(Data records for software interfaces)
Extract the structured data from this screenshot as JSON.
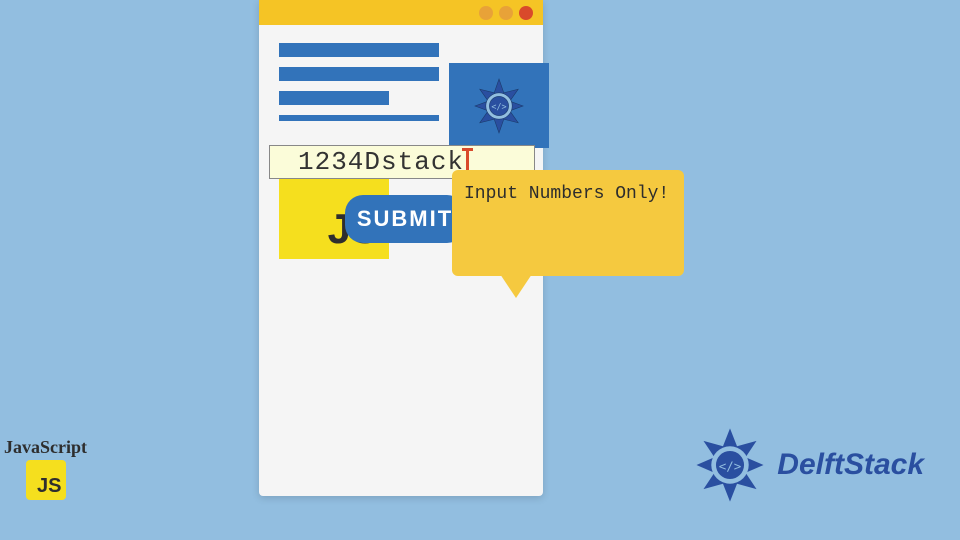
{
  "tooltip": {
    "message": "Input Numbers Only!"
  },
  "input": {
    "value": "1234Dstack"
  },
  "submit": {
    "label": "SUBMIT"
  },
  "js_block": {
    "label": "JS"
  },
  "badge": {
    "label": "JavaScript",
    "abbr": "JS"
  },
  "brand": {
    "name": "DelftStack"
  },
  "colors": {
    "bg": "#92bee0",
    "blue": "#3273ba",
    "yellow": "#f5c425",
    "js_yellow": "#f5df1e",
    "tooltip": "#f5c93f",
    "red": "#d94a2b"
  }
}
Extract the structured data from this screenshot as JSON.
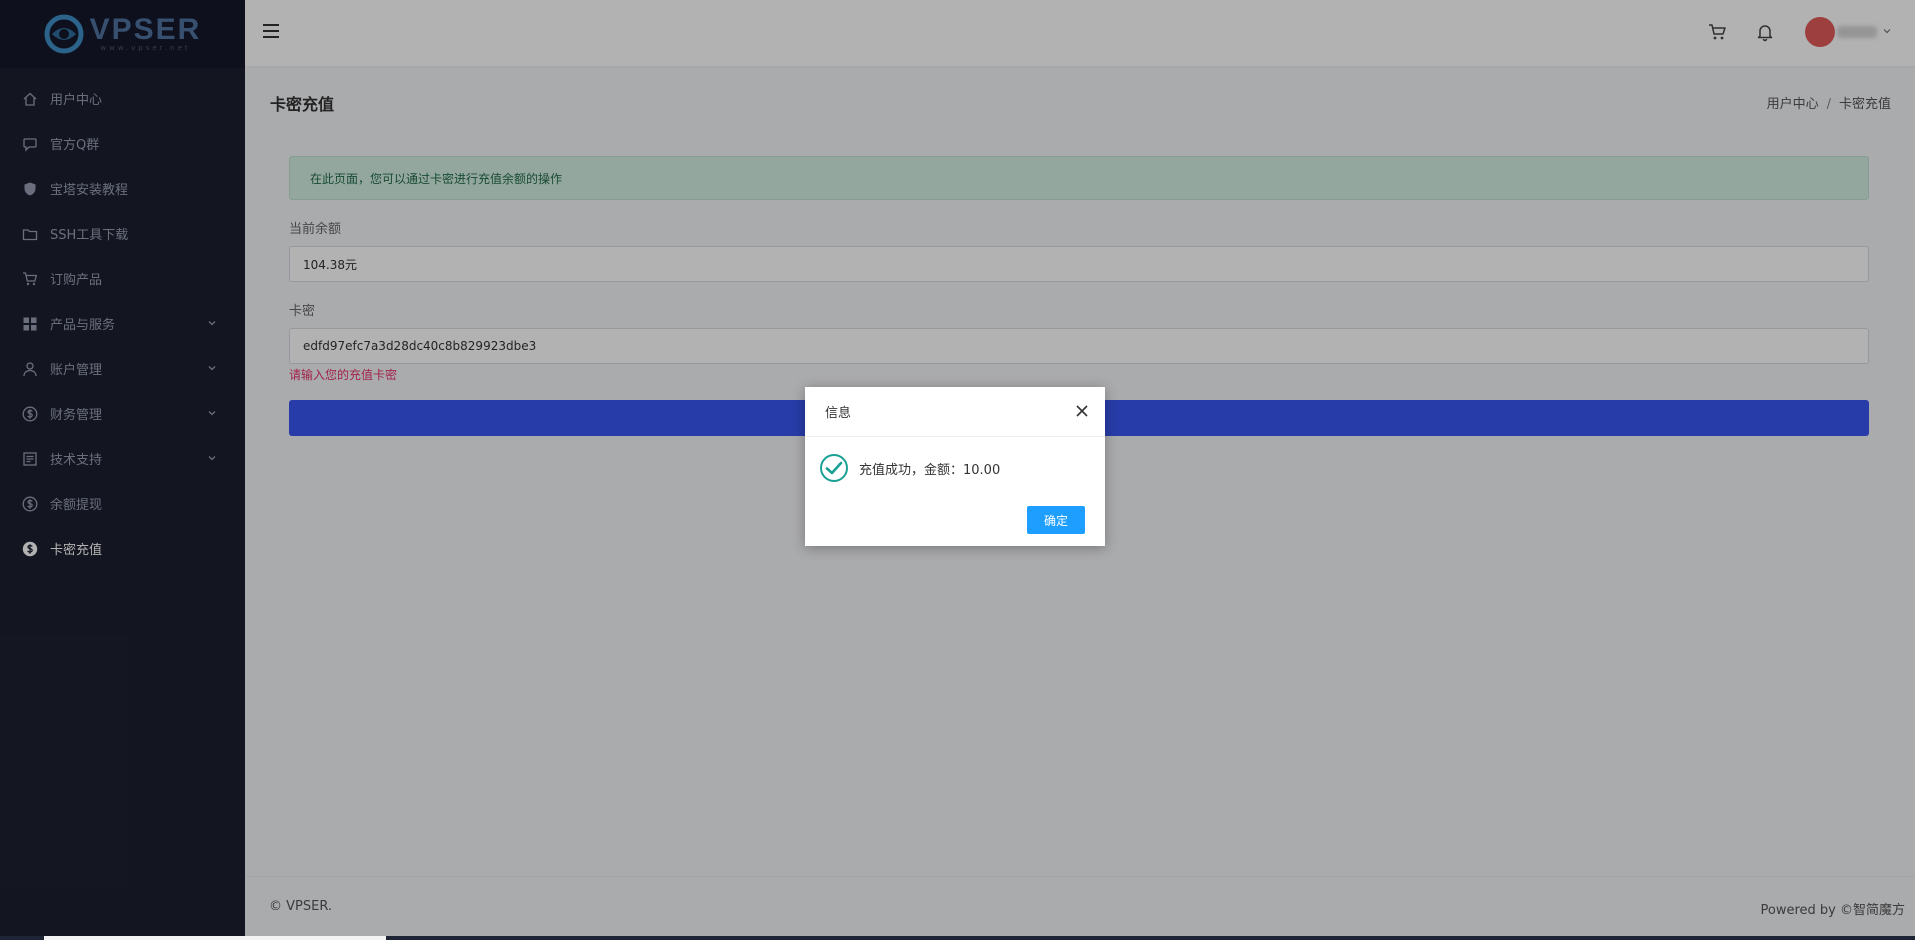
{
  "logo": {
    "text": "VPSER",
    "sub": "www.vpser.net"
  },
  "sidebar": {
    "items": [
      {
        "label": "用户中心",
        "icon": "home-icon",
        "has_children": false,
        "active": false
      },
      {
        "label": "官方Q群",
        "icon": "chat-icon",
        "has_children": false,
        "active": false
      },
      {
        "label": "宝塔安装教程",
        "icon": "shield-icon",
        "has_children": false,
        "active": false
      },
      {
        "label": "SSH工具下载",
        "icon": "folder-icon",
        "has_children": false,
        "active": false
      },
      {
        "label": "订购产品",
        "icon": "cart-icon",
        "has_children": false,
        "active": false
      },
      {
        "label": "产品与服务",
        "icon": "grid-icon",
        "has_children": true,
        "active": false
      },
      {
        "label": "账户管理",
        "icon": "user-icon",
        "has_children": true,
        "active": false
      },
      {
        "label": "财务管理",
        "icon": "dollar-circle-icon",
        "has_children": true,
        "active": false
      },
      {
        "label": "技术支持",
        "icon": "document-icon",
        "has_children": true,
        "active": false
      },
      {
        "label": "余额提现",
        "icon": "dollar-circle-icon",
        "has_children": false,
        "active": false
      },
      {
        "label": "卡密充值",
        "icon": "dollar-circle-icon",
        "has_children": false,
        "active": true
      }
    ]
  },
  "page": {
    "title": "卡密充值",
    "breadcrumb": [
      "用户中心",
      "卡密充值"
    ],
    "breadcrumb_sep": "/"
  },
  "alert": {
    "text": "在此页面，您可以通过卡密进行充值余额的操作"
  },
  "form": {
    "balance_label": "当前余额",
    "balance_value": "104.38元",
    "card_label": "卡密",
    "card_value": "edfd97efc7a3d28dc40c8b829923dbe3",
    "card_hint": "请输入您的充值卡密"
  },
  "footer": {
    "left": "© VPSER.",
    "right": "Powered by ©智简魔方"
  },
  "dialog": {
    "title": "信息",
    "message": "充值成功，金额：10.00",
    "ok_label": "确定"
  },
  "colors": {
    "sidebar_bg": "#1c1f30",
    "primary": "#3a56f2",
    "dialog_button": "#1e9fff",
    "success_icon": "#1aa094",
    "hint": "#e8336b"
  }
}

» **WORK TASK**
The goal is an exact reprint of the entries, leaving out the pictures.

» **TASK SOLUTION**
Extract the structured data from this screenshot as JSON.
{
  "tooltip": {
    "message": "Input Numbers Only!"
  },
  "input": {
    "value": "1234Dstack"
  },
  "submit": {
    "label": "SUBMIT"
  },
  "js_block": {
    "label": "JS"
  },
  "badge": {
    "label": "JavaScript",
    "abbr": "JS"
  },
  "brand": {
    "name": "DelftStack"
  },
  "colors": {
    "bg": "#92bee0",
    "blue": "#3273ba",
    "yellow": "#f5c425",
    "js_yellow": "#f5df1e",
    "tooltip": "#f5c93f",
    "red": "#d94a2b"
  }
}
Extract the structured data from this screenshot as JSON.
{
  "logo": {
    "text": "VPSER",
    "sub": "www.vpser.net"
  },
  "sidebar": {
    "items": [
      {
        "label": "用户中心",
        "icon": "home-icon",
        "has_children": false,
        "active": false
      },
      {
        "label": "官方Q群",
        "icon": "chat-icon",
        "has_children": false,
        "active": false
      },
      {
        "label": "宝塔安装教程",
        "icon": "shield-icon",
        "has_children": false,
        "active": false
      },
      {
        "label": "SSH工具下载",
        "icon": "folder-icon",
        "has_children": false,
        "active": false
      },
      {
        "label": "订购产品",
        "icon": "cart-icon",
        "has_children": false,
        "active": false
      },
      {
        "label": "产品与服务",
        "icon": "grid-icon",
        "has_children": true,
        "active": false
      },
      {
        "label": "账户管理",
        "icon": "user-icon",
        "has_children": true,
        "active": false
      },
      {
        "label": "财务管理",
        "icon": "dollar-circle-icon",
        "has_children": true,
        "active": false
      },
      {
        "label": "技术支持",
        "icon": "document-icon",
        "has_children": true,
        "active": false
      },
      {
        "label": "余额提现",
        "icon": "dollar-circle-icon",
        "has_children": false,
        "active": false
      },
      {
        "label": "卡密充值",
        "icon": "dollar-circle-icon",
        "has_children": false,
        "active": true
      }
    ]
  },
  "page": {
    "title": "卡密充值",
    "breadcrumb": [
      "用户中心",
      "卡密充值"
    ],
    "breadcrumb_sep": "/"
  },
  "alert": {
    "text": "在此页面，您可以通过卡密进行充值余额的操作"
  },
  "form": {
    "balance_label": "当前余额",
    "balance_value": "104.38元",
    "card_label": "卡密",
    "card_value": "edfd97efc7a3d28dc40c8b829923dbe3",
    "card_hint": "请输入您的充值卡密"
  },
  "footer": {
    "left": "© VPSER.",
    "right": "Powered by ©智简魔方"
  },
  "dialog": {
    "title": "信息",
    "message": "充值成功，金额：10.00",
    "ok_label": "确定"
  },
  "colors": {
    "sidebar_bg": "#1c1f30",
    "primary": "#3a56f2",
    "dialog_button": "#1e9fff",
    "success_icon": "#1aa094",
    "hint": "#e8336b"
  }
}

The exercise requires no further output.